■ **What you should do**: Show every line in the entries below where the word "data" appears.

▬▬▬▬▬▬

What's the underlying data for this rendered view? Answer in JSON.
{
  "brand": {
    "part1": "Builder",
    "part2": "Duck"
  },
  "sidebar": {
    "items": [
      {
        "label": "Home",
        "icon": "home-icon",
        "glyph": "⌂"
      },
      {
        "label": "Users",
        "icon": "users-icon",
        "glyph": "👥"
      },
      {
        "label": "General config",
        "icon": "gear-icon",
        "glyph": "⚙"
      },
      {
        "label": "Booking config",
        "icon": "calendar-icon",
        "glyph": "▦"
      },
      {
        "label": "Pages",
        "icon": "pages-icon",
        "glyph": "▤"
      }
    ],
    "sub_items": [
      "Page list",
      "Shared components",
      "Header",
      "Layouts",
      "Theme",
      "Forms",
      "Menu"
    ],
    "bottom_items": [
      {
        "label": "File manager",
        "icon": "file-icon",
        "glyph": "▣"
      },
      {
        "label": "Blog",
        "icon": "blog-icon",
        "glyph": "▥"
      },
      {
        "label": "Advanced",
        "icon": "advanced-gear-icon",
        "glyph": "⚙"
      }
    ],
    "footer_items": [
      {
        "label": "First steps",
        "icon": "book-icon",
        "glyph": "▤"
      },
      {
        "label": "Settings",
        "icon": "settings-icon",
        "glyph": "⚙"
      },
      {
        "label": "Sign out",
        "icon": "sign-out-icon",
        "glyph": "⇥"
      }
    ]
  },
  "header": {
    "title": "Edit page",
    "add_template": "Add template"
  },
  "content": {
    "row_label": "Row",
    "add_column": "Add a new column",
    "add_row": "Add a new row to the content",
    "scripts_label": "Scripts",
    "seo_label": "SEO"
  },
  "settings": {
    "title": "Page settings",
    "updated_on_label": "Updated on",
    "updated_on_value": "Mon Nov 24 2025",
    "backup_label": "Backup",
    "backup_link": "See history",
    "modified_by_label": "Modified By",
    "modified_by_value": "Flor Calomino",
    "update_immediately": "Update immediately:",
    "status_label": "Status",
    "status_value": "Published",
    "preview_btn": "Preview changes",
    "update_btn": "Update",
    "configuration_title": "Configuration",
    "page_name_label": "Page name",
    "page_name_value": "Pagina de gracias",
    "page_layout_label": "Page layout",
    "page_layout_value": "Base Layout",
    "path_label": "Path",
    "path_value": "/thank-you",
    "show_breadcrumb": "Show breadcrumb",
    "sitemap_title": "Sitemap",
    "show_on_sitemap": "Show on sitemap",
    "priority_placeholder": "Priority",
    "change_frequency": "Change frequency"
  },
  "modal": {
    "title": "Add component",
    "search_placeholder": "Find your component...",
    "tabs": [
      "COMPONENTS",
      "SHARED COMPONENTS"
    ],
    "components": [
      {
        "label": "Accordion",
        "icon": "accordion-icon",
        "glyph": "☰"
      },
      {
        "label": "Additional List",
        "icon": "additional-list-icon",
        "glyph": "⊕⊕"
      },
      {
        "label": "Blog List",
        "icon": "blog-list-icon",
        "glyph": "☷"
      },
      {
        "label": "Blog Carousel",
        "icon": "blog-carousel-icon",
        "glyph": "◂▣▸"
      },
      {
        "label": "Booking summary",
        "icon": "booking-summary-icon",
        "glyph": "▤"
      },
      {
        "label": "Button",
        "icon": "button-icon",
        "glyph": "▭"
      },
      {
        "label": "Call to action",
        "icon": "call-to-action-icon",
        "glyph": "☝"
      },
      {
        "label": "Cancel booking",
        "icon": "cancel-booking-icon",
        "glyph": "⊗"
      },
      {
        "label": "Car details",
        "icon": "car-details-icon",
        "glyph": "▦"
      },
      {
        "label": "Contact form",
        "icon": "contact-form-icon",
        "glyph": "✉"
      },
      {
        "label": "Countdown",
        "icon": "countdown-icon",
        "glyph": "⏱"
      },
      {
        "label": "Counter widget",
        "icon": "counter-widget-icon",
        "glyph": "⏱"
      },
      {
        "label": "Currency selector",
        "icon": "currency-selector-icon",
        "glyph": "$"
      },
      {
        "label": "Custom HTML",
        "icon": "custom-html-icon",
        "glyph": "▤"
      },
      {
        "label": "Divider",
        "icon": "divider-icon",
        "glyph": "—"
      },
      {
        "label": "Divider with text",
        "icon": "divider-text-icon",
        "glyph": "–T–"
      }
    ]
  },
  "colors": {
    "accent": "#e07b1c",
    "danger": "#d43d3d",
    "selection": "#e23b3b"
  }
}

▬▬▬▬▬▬

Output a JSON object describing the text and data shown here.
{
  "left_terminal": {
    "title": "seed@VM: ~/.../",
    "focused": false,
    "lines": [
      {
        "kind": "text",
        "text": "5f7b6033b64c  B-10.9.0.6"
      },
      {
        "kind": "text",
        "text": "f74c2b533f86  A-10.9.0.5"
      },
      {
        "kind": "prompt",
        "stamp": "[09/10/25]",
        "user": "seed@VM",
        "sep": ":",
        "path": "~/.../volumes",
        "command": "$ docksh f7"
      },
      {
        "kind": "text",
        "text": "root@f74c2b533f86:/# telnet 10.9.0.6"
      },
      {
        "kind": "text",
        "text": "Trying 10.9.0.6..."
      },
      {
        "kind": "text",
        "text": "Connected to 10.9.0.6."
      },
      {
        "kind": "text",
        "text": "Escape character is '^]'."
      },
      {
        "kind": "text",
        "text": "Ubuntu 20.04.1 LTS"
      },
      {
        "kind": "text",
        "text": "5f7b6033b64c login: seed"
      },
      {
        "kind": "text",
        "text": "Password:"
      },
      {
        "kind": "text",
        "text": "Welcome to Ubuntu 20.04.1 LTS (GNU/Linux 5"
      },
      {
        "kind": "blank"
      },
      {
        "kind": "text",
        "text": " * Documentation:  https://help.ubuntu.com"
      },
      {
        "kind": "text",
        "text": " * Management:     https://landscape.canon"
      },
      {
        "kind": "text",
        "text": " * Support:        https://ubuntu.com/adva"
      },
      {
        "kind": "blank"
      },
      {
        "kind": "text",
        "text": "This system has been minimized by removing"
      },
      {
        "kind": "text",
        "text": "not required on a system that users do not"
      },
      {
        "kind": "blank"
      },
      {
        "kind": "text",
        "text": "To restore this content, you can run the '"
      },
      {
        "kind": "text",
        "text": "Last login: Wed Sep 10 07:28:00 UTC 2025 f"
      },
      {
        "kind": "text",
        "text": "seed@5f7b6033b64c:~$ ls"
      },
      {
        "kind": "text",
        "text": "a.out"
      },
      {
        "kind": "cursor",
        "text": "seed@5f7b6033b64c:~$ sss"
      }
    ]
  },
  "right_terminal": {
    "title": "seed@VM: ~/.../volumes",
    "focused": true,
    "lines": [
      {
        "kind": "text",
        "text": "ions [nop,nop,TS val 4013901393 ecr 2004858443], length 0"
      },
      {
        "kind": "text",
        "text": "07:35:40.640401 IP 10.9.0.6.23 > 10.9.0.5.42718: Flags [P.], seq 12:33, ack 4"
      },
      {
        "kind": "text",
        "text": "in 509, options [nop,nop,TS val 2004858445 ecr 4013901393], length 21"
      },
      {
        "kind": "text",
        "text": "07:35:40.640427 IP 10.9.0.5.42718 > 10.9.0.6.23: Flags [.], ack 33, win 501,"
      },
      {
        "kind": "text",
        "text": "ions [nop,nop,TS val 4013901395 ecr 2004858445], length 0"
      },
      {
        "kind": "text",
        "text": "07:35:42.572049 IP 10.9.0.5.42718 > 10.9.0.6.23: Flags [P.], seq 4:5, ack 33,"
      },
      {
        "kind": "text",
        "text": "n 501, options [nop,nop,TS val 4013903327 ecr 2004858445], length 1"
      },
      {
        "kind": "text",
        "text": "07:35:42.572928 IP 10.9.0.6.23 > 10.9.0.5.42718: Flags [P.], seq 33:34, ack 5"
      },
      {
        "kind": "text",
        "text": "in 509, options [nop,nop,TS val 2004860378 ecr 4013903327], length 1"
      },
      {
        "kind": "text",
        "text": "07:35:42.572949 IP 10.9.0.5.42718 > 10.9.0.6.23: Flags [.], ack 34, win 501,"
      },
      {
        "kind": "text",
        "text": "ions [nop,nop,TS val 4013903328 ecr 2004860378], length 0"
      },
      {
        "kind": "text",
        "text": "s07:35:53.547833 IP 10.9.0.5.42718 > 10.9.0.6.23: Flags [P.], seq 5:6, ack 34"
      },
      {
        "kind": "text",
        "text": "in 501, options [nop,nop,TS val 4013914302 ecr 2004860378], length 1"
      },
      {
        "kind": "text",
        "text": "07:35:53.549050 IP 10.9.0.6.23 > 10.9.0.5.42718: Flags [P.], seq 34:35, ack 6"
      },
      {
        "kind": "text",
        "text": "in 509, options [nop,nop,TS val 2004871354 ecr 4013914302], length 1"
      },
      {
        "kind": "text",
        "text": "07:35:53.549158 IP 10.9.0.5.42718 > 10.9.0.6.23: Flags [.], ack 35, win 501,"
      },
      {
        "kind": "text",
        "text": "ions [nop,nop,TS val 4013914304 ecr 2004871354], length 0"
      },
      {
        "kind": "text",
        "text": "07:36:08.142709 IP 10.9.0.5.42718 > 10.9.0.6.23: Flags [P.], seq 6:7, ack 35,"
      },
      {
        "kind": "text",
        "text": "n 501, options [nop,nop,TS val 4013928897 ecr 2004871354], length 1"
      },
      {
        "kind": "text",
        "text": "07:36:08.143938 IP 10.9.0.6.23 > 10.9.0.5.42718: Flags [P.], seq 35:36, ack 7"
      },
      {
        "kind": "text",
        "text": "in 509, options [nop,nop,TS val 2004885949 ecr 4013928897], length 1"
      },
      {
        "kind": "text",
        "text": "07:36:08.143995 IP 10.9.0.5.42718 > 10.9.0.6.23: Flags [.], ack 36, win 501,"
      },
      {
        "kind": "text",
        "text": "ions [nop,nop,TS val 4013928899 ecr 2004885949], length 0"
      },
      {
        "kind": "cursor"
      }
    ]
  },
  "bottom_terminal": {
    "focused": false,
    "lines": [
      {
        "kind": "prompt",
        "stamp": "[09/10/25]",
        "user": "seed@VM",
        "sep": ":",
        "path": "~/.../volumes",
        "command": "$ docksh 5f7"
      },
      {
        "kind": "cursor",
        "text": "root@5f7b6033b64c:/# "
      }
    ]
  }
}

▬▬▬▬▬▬

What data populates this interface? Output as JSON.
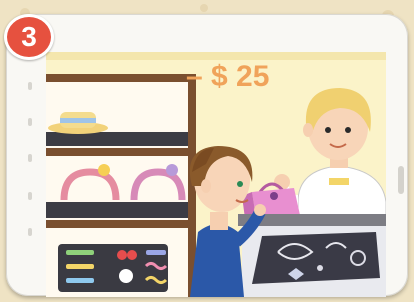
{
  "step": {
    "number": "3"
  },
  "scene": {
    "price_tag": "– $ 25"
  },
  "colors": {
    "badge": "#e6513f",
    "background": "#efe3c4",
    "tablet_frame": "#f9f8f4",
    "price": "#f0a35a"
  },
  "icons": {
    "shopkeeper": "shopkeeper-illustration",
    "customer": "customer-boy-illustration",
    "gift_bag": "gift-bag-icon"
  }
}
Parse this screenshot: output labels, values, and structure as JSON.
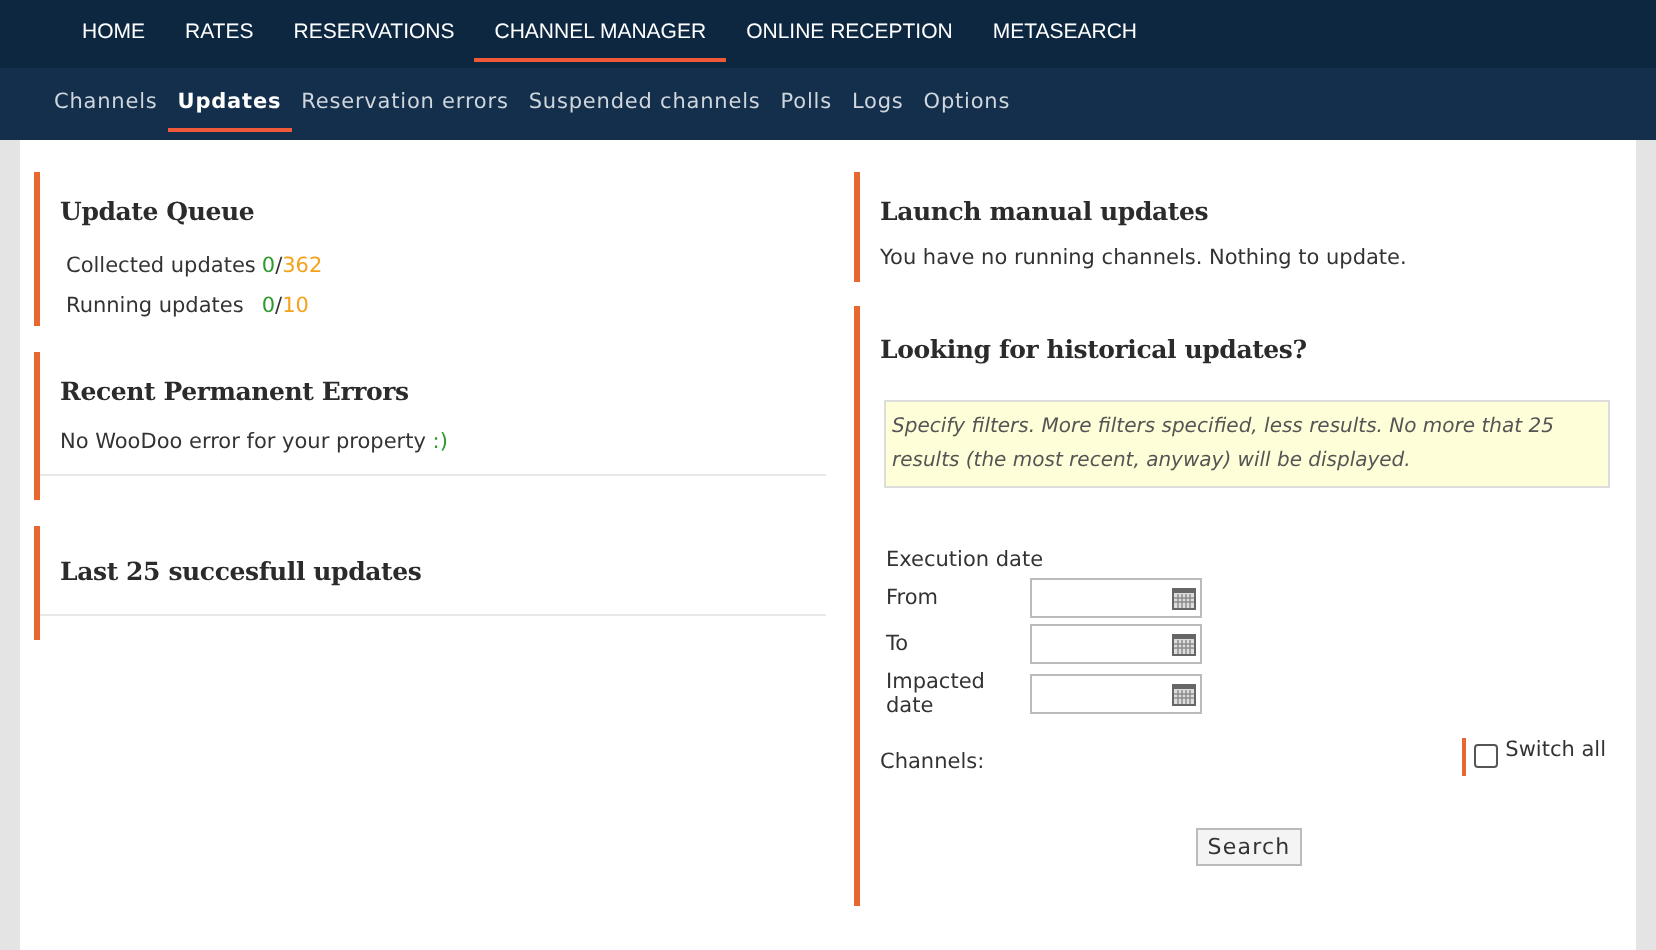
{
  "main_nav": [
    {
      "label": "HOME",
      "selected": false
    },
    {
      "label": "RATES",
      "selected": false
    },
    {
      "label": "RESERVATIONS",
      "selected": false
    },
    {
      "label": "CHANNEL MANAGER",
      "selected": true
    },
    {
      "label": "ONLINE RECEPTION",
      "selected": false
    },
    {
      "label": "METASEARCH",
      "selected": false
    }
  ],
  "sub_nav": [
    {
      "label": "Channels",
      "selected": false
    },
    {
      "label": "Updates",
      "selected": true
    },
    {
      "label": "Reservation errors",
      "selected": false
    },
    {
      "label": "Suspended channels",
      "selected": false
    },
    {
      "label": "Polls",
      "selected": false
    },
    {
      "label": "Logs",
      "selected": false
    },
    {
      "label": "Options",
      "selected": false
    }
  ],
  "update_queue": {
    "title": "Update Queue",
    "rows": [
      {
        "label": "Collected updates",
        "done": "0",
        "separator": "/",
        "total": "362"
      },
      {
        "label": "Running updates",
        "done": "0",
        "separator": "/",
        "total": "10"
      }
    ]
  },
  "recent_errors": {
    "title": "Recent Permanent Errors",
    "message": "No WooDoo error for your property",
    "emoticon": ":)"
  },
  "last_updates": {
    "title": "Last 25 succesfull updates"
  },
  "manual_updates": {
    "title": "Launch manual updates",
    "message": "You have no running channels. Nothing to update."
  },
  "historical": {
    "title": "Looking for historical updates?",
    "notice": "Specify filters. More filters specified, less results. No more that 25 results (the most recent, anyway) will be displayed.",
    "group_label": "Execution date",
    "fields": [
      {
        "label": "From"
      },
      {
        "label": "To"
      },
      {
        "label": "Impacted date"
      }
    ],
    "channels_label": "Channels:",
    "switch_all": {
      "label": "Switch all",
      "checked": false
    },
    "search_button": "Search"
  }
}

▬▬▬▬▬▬

■ **Result of the task**:
What's the underlying data for this rendered view? Answer in JSON.
Output a JSON object describing the text and data shown here.
What data populates this interface? Output as JSON.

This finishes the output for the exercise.